● Task input

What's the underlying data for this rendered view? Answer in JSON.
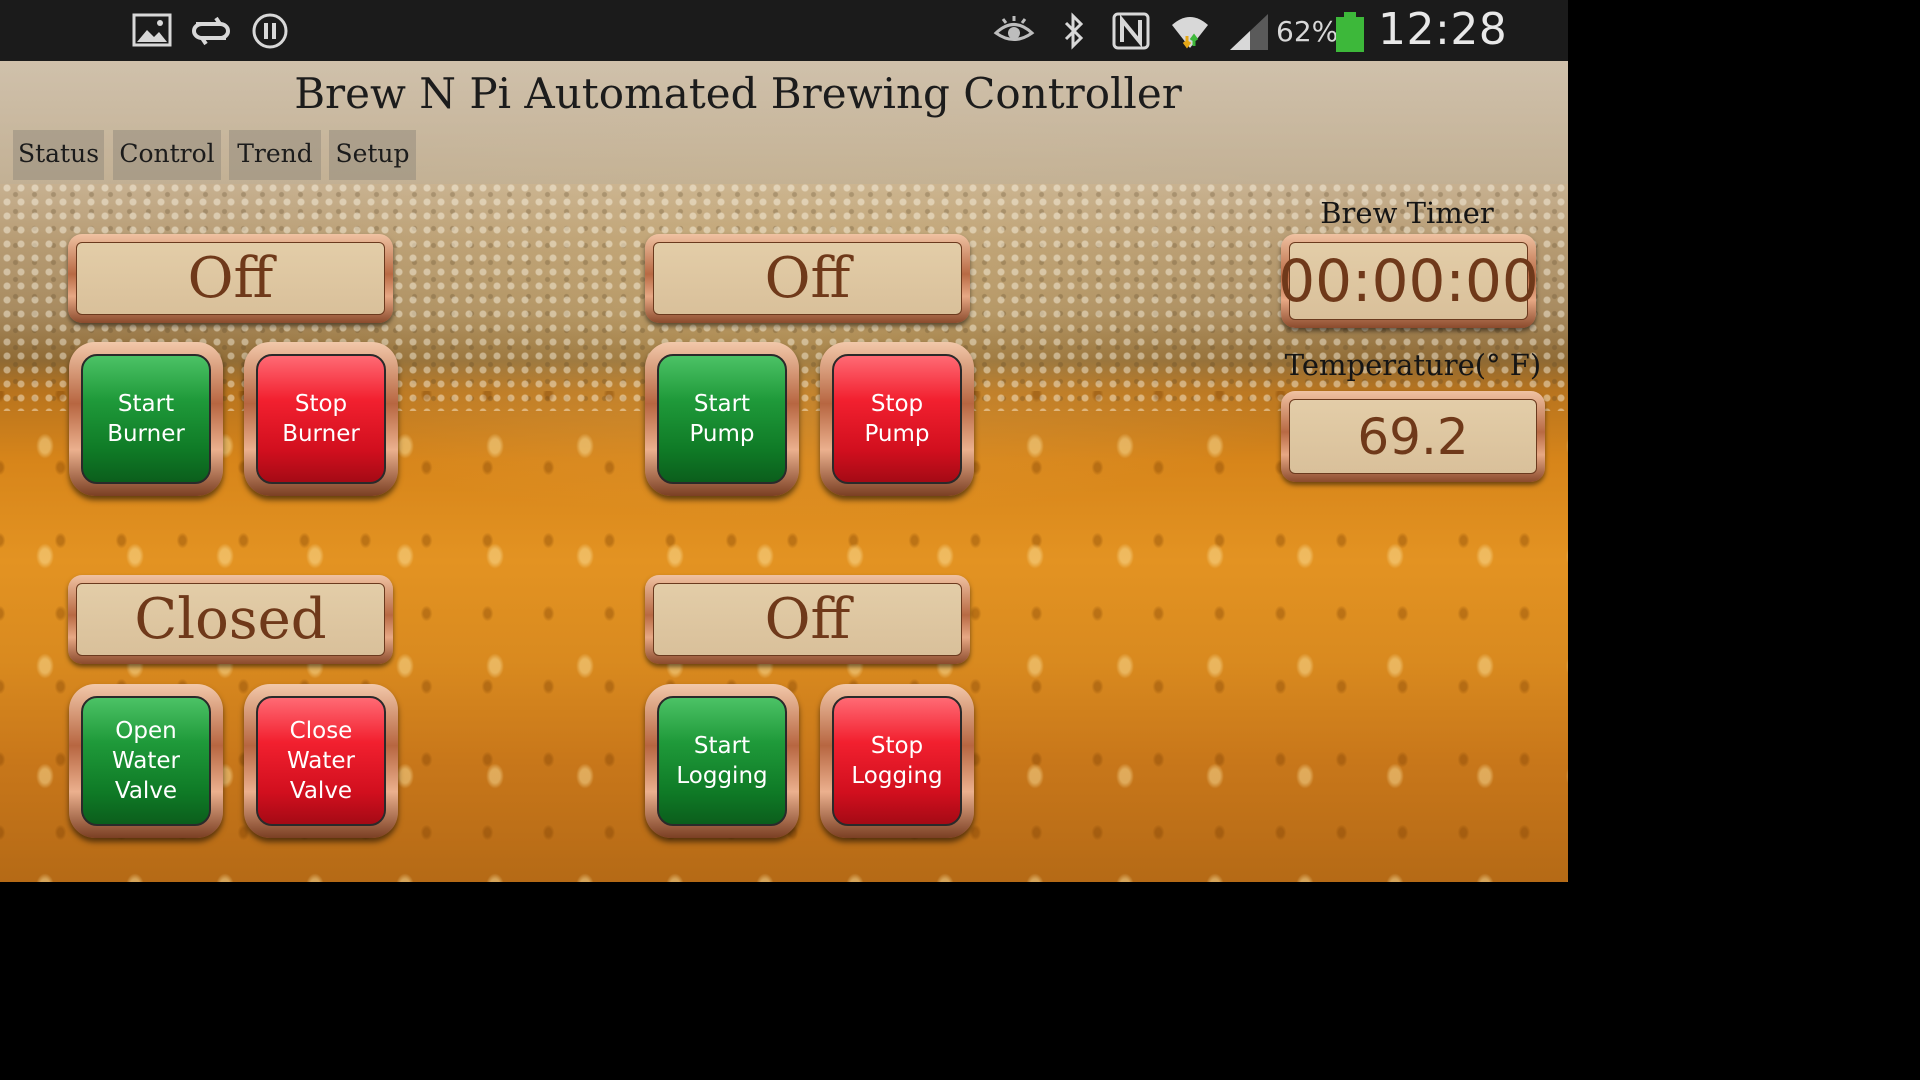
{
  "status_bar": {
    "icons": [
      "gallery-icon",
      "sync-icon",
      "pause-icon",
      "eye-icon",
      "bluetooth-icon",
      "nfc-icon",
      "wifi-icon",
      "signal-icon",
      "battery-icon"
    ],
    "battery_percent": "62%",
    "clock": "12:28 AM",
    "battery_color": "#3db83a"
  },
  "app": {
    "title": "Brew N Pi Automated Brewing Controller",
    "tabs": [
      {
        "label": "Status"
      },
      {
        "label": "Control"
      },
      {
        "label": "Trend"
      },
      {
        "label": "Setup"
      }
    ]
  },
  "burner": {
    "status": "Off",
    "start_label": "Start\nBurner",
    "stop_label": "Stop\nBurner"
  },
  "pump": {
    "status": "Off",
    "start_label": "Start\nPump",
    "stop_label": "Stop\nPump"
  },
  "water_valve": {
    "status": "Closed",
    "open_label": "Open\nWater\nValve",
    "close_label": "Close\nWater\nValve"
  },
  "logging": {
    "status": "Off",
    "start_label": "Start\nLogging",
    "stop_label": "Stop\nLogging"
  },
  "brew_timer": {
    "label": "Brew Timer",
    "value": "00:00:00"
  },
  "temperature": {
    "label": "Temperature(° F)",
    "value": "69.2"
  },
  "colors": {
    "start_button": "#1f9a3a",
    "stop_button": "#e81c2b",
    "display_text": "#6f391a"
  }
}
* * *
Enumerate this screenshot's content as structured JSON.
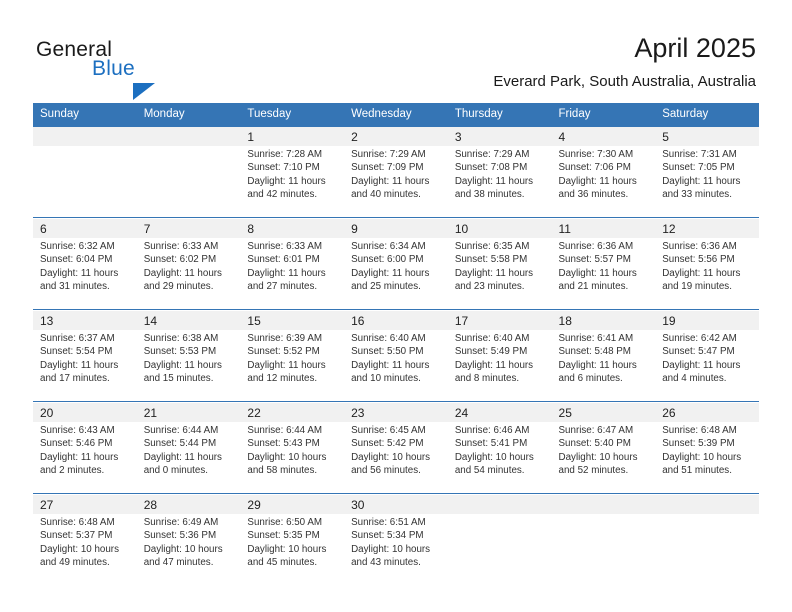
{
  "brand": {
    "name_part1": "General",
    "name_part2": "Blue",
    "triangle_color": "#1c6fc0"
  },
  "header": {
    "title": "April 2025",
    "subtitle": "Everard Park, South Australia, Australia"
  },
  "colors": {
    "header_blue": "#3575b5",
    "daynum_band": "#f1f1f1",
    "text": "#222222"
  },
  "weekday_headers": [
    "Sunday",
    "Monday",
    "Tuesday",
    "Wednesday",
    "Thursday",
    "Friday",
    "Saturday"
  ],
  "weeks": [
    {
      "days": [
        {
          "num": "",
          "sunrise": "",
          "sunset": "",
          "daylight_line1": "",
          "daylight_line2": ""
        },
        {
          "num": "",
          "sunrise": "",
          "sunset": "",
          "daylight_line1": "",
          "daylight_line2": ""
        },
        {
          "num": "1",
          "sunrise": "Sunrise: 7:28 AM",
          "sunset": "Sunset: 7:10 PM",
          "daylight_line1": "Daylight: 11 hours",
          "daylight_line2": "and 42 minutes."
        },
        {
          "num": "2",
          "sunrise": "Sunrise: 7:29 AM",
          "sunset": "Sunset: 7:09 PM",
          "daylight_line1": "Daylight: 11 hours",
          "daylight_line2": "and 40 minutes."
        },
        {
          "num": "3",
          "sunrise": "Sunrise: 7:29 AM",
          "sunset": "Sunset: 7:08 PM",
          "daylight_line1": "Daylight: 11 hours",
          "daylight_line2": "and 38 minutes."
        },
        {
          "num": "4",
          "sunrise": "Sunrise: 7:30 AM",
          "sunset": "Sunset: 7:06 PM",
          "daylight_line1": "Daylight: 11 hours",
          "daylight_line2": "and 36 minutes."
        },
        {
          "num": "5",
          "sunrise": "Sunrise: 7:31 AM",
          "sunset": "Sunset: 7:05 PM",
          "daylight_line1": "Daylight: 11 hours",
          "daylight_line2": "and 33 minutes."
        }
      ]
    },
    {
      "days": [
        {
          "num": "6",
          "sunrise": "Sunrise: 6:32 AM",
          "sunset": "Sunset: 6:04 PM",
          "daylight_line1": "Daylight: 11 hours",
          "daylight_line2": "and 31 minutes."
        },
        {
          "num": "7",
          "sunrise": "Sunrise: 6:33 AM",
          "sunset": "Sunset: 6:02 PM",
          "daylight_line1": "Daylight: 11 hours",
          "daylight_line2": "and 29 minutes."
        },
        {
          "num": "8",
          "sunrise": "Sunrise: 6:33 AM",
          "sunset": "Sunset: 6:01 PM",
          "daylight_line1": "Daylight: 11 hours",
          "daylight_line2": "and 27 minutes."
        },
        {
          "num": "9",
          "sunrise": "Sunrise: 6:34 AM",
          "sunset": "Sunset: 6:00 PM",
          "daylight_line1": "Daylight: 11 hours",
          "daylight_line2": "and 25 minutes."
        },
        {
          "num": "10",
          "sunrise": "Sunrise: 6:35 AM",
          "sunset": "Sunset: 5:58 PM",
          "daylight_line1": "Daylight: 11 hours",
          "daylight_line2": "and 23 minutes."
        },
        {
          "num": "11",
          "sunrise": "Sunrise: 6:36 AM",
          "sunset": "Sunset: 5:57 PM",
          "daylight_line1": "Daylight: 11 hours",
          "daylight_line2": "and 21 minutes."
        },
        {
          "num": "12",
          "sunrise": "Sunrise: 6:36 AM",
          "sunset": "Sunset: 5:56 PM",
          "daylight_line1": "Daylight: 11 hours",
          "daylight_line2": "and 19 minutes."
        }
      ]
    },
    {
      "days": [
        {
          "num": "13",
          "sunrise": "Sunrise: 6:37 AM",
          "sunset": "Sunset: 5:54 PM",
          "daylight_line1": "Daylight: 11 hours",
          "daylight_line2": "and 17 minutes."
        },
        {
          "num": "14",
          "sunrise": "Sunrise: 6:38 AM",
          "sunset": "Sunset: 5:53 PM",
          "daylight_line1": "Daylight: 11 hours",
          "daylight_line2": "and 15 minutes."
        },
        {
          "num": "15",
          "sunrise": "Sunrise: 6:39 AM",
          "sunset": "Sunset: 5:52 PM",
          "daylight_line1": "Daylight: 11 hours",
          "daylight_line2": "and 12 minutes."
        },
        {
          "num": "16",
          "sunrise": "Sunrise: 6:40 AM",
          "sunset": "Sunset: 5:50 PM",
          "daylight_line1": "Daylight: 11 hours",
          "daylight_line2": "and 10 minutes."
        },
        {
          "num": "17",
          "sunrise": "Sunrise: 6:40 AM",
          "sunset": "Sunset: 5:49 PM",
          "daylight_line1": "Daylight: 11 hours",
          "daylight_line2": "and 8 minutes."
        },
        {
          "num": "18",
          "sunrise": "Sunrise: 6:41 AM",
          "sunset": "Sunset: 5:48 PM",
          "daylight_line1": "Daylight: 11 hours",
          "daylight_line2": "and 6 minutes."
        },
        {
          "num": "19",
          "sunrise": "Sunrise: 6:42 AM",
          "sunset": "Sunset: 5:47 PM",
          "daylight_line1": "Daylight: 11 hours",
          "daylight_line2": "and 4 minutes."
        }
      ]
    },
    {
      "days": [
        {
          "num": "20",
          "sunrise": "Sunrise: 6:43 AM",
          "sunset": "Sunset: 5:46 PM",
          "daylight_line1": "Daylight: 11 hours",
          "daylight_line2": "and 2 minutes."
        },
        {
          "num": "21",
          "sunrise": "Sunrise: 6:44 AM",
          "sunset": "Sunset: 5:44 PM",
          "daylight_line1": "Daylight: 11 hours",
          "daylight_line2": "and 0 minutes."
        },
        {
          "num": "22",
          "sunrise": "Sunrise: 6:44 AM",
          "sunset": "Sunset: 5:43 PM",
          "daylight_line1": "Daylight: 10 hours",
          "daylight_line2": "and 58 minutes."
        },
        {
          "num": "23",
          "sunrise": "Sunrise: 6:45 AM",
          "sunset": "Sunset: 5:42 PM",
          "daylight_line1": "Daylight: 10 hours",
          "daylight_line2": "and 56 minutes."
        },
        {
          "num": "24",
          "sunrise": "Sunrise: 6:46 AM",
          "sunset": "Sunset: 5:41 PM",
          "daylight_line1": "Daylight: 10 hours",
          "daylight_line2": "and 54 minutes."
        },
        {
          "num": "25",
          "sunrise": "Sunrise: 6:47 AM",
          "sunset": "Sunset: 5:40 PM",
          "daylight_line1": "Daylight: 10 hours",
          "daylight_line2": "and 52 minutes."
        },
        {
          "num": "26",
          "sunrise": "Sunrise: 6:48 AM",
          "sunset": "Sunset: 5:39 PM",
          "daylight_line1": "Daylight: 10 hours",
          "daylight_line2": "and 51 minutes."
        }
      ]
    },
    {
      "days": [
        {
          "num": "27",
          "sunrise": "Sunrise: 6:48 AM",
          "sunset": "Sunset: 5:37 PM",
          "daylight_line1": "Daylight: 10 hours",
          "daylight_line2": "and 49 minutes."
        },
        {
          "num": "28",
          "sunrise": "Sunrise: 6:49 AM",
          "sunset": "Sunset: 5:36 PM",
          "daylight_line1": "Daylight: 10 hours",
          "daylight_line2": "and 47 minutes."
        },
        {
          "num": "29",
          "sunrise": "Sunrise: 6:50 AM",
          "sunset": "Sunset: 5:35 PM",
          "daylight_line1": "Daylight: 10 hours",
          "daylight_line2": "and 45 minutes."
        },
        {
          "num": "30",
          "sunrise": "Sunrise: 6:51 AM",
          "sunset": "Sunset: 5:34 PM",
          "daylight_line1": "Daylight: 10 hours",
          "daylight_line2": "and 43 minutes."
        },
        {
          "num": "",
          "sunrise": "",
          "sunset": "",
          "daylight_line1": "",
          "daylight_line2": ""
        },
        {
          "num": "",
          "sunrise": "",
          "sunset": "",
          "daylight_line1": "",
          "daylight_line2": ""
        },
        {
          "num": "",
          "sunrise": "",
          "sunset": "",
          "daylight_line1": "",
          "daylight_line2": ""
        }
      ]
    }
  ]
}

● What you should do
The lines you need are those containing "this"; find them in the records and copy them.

● Answer section
What's the underlying data for this rendered view? Answer in JSON.
Enumerate this screenshot's content as structured JSON.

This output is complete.